--- DATA FOR ANALYSIS Enclosed Below ---

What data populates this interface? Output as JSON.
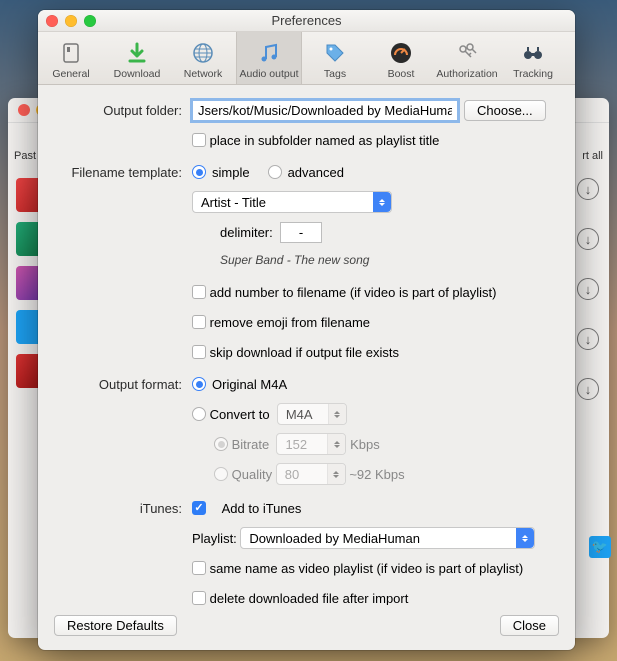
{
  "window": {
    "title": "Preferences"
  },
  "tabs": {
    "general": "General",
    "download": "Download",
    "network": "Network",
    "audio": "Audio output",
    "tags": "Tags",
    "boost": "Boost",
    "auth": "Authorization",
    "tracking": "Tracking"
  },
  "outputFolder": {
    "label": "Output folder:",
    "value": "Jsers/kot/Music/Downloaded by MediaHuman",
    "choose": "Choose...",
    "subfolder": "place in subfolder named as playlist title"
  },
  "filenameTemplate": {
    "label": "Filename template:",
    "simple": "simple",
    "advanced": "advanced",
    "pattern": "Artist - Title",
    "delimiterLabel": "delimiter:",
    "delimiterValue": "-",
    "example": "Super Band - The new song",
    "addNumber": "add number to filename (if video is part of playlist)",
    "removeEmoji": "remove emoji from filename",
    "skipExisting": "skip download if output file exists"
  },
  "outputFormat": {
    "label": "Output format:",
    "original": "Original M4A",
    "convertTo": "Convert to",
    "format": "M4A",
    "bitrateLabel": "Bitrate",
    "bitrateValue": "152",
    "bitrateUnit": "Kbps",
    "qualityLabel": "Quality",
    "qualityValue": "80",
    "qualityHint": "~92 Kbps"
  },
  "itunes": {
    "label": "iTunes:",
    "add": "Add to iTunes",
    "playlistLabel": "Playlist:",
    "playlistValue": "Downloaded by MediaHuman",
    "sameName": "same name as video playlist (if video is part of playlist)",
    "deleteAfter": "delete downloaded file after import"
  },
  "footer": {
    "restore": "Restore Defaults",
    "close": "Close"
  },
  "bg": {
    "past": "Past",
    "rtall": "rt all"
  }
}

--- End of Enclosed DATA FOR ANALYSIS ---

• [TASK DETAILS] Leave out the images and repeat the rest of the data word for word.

• [ANSWER SPACE]
What data populates this interface? Output as JSON.
{
  "window": {
    "title": "Preferences"
  },
  "tabs": {
    "general": "General",
    "download": "Download",
    "network": "Network",
    "audio": "Audio output",
    "tags": "Tags",
    "boost": "Boost",
    "auth": "Authorization",
    "tracking": "Tracking"
  },
  "outputFolder": {
    "label": "Output folder:",
    "value": "Jsers/kot/Music/Downloaded by MediaHuman",
    "choose": "Choose...",
    "subfolder": "place in subfolder named as playlist title"
  },
  "filenameTemplate": {
    "label": "Filename template:",
    "simple": "simple",
    "advanced": "advanced",
    "pattern": "Artist - Title",
    "delimiterLabel": "delimiter:",
    "delimiterValue": "-",
    "example": "Super Band - The new song",
    "addNumber": "add number to filename (if video is part of playlist)",
    "removeEmoji": "remove emoji from filename",
    "skipExisting": "skip download if output file exists"
  },
  "outputFormat": {
    "label": "Output format:",
    "original": "Original M4A",
    "convertTo": "Convert to",
    "format": "M4A",
    "bitrateLabel": "Bitrate",
    "bitrateValue": "152",
    "bitrateUnit": "Kbps",
    "qualityLabel": "Quality",
    "qualityValue": "80",
    "qualityHint": "~92 Kbps"
  },
  "itunes": {
    "label": "iTunes:",
    "add": "Add to iTunes",
    "playlistLabel": "Playlist:",
    "playlistValue": "Downloaded by MediaHuman",
    "sameName": "same name as video playlist (if video is part of playlist)",
    "deleteAfter": "delete downloaded file after import"
  },
  "footer": {
    "restore": "Restore Defaults",
    "close": "Close"
  },
  "bg": {
    "past": "Past",
    "rtall": "rt all"
  }
}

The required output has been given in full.